Digital diploma mills: The automation of higher education

  • Noble D
  • 158

    Readers

    Mendeley users who have this article in their library.
  • 107

    Citations

    Citations of this article.

Abstract

In recent years changes in universities, especially in North America, show that we have entered a new era in higher education, one which is rapidly drawing the halls of academe into the age of automation. Automation — the distribution of digitized course material online, without the participation of professors who develop such material — is often justified as an inevitable part of the new “knowledge–based” society. It is assumed to improve learning and increase wider access. In practice, however, such automation is often coercive in nature — being forced upon professors as well as students — with commercial interests in mind. This paper argues that the trend towards automation of higher education as implemented in North American universities today is a battle between students and professors on one side, and university administrations and companies with “educational products” to sell on the other. It is not a progressive trend towards a new era at all, but a regressive trend, towards the rather old era of mass production, standardization and purely commercial interests.

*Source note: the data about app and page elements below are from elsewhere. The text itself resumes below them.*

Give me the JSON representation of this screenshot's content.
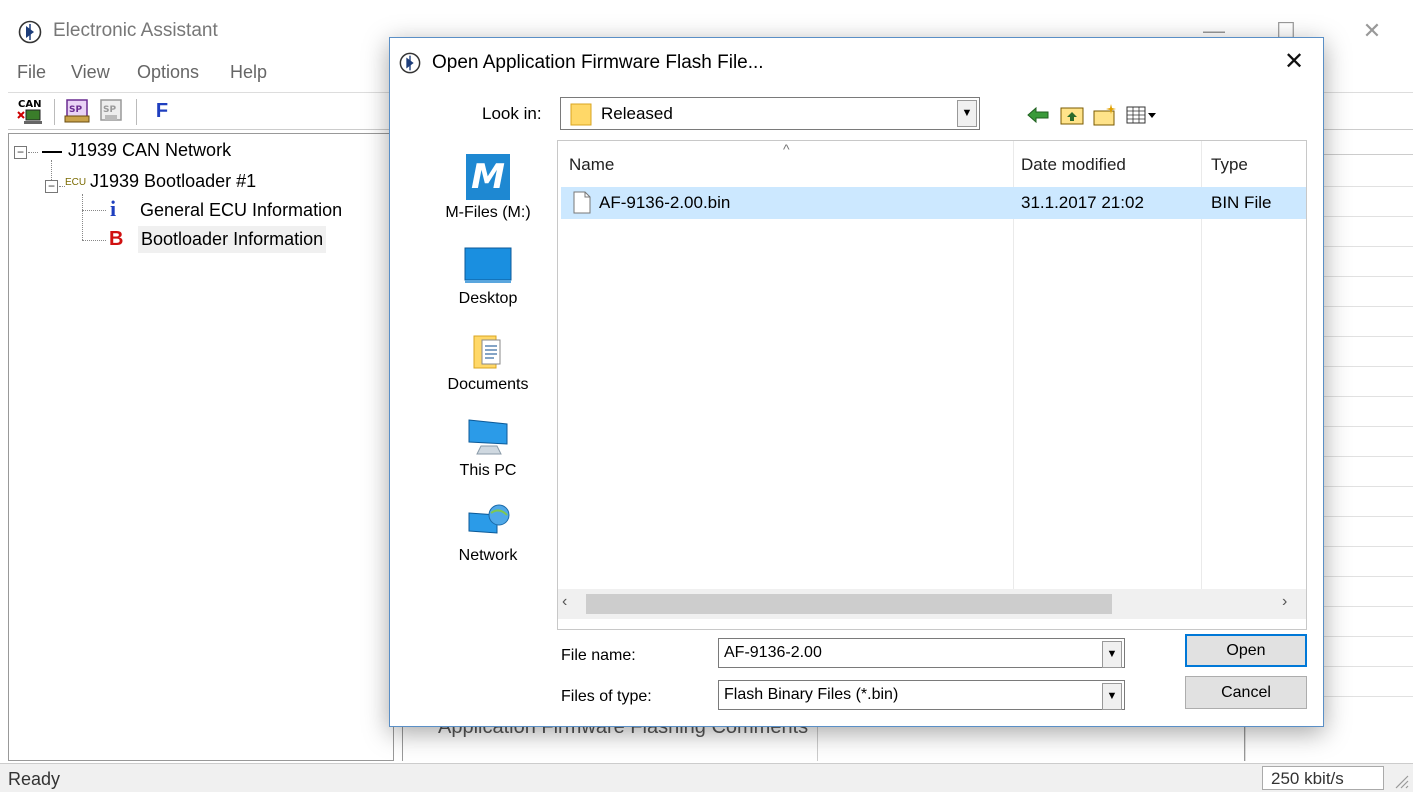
{
  "main_window": {
    "title": "Electronic Assistant",
    "menu": [
      "File",
      "View",
      "Options",
      "Help"
    ],
    "toolbar": {
      "f_button": "F"
    },
    "tree": {
      "root": "J1939 CAN Network",
      "ecu_tag": "ECU",
      "node": "J1939 Bootloader #1",
      "children": [
        {
          "icon": "i",
          "label": "General ECU Information"
        },
        {
          "icon": "B",
          "label": "Bootloader Information"
        }
      ]
    },
    "background_label": "Application Firmware Flashing Comments",
    "status": {
      "text": "Ready",
      "baud": "250 kbit/s"
    }
  },
  "dialog": {
    "title": "Open Application Firmware Flash File...",
    "look_in_label": "Look in:",
    "look_in_value": "Released",
    "places": [
      "M-Files (M:)",
      "Desktop",
      "Documents",
      "This PC",
      "Network"
    ],
    "places_m_glyph": "M",
    "columns": [
      "Name",
      "Date modified",
      "Type"
    ],
    "files": [
      {
        "name": "AF-9136-2.00.bin",
        "date": "31.1.2017 21:02",
        "type": "BIN File"
      }
    ],
    "file_name_label": "File name:",
    "file_name_value": "AF-9136-2.00",
    "file_type_label": "Files of type:",
    "file_type_value": "Flash Binary Files (*.bin)",
    "open_button": "Open",
    "cancel_button": "Cancel"
  },
  "colors": {
    "selection": "#cce8ff",
    "dialog_border": "#5a8fc6",
    "focus_border": "#0078d7"
  }
}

Get free article suggestions today

Mendeley saves you time finding and organizing research

Sign up here
Already have an account ?Sign in

Find this document

Authors

  • David F. Noble

Cite this document

Choose a citation style from the tabs below

Save time finding and organizing research with Mendeley

Sign up for free